Having demonstrated his race-winning pace in the FIA World Endurance Championship this year, Fabio Scherer is now looking forward to his 2022 campaign that will…/Read
Fabio Scherer completed his first season in the FIA World Endurance Championship in 2021. In the second part of his season review, he looks back to Le Mans and the two races in Bahrain.
You came to Le Mans as the leaders in LMP2. What did you expect there?
Le Mans is phenomenal. As a driver, you simply have to experience this race. And it can’t be compared to anything I’ve experienced so far. The impressions are gigantic. And yes, you go there as a rookie and you have a lot of respect.
Unfortunately, the race didn’t go well for you. You had a technical issue in the middle of the night. Tell us!
Our race wasn’t bad until this issue, but we didn’t necessarily have luck on our side. Two full-course yellow phases slowed us down. And we had to make up time twice. When I was sitting in the car and just drove through “Indianapolis”, suddenly all the lights in the cockpit went out. That was not a particularly great moment. And then all I heard was, “Box, box, box!” I hoped that it was just a small issue. But unfortunately we were in the pits for two hours.
How did you experience the remaining hours? You knew that you had no chance of winning the class.
That was certainly not easy. But because I didn’t have that much driving time over the year, I still enjoyed every minute. And we proved again in the remaining hours that we had the speed. But that’s just it: At Le Mans, speed alone is not enough.
After Le Mans there was a big break. At least for the FIA WEC. You were still driving Porsche Supercup at the same time. How difficult was this switch?
It was like night and day. At least in terms of performance. And in terms of driving style, the difference was about as big as between a downhill race and a slalom. In the Porsche you have to throw the car into the corner. In LMP2, you have to pay much more attention to a round and perfect line.
The last two races were both in Bahrain. That wasn’t ideal, was it?
No, it wasn’t. I would have loved to race at Fuji. That’s an old-school track. And such tracks suit me more than circuits like Bahrain, for example. I missed the corners where you really need balls. And you have to watch out for tyre degradation all the time.

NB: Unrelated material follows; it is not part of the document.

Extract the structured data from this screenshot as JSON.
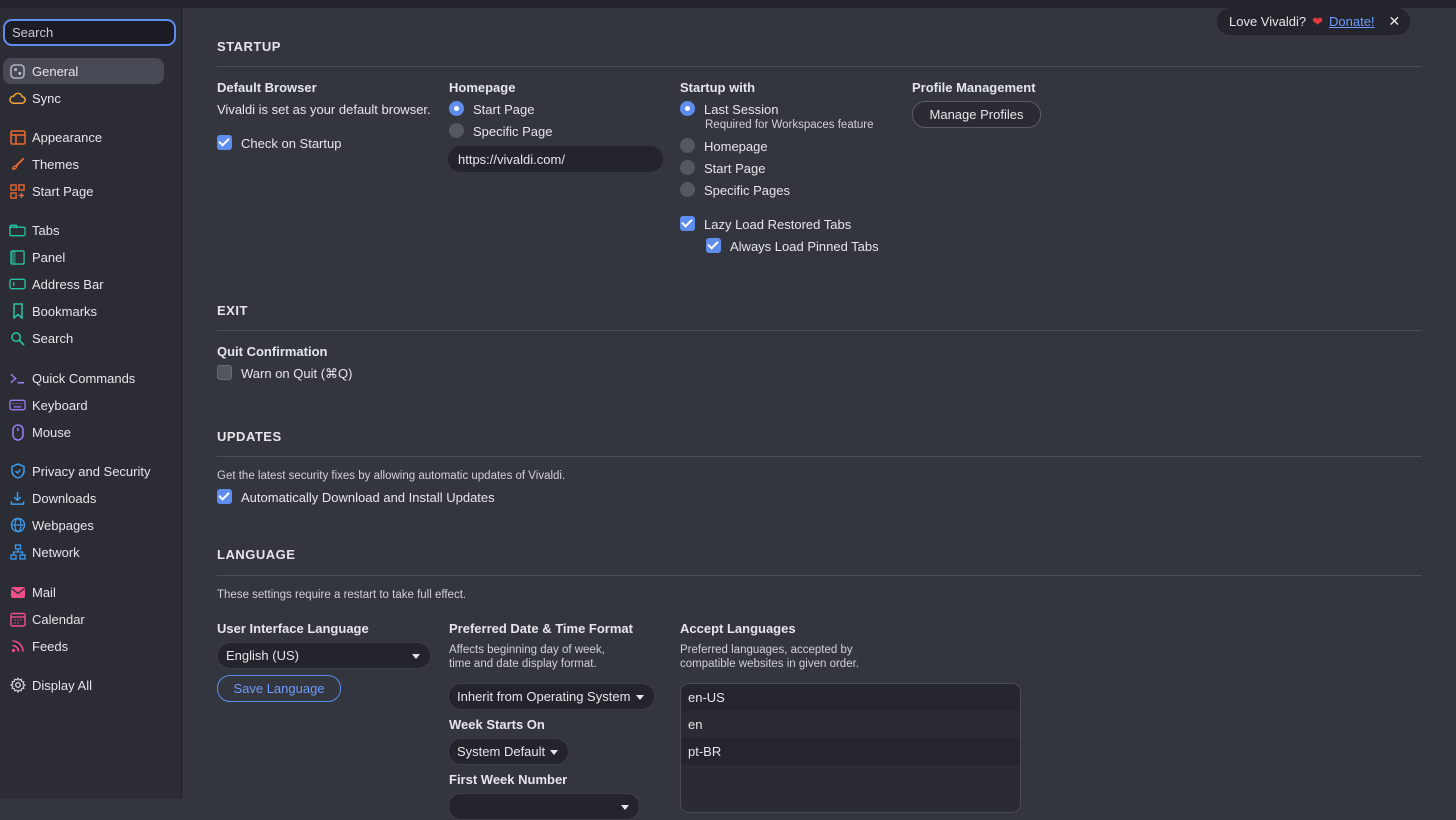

With two fourth places you couldn’t be happy. What went wrong?
For Bahrain, you have to build a car that harmonises perfectly with the tyres. And not focus on performance. Filipe’s pole position showed that we managed this balancing act on one lap, but not over the distance. We had to take more speed out of the car to get through the laps than we would have liked.
What was your impression of Team United Autosports?
A great team. Very professional. With a clear structure and a clear scheme. For me as a newcomer, it was the perfect team. I was able to learn a lot and am very grateful for that. At the end of the day, we all deserved more than what we got in the end.
What are your plans for the future?
The season with United Autosports has strengthened my belief that I am on the right track in sports cars. I can’t say at the moment what the next step will be. There are a few options. The only thing that is certain is that I will continue with the sports cars. I still have a score to settle with Le Mans!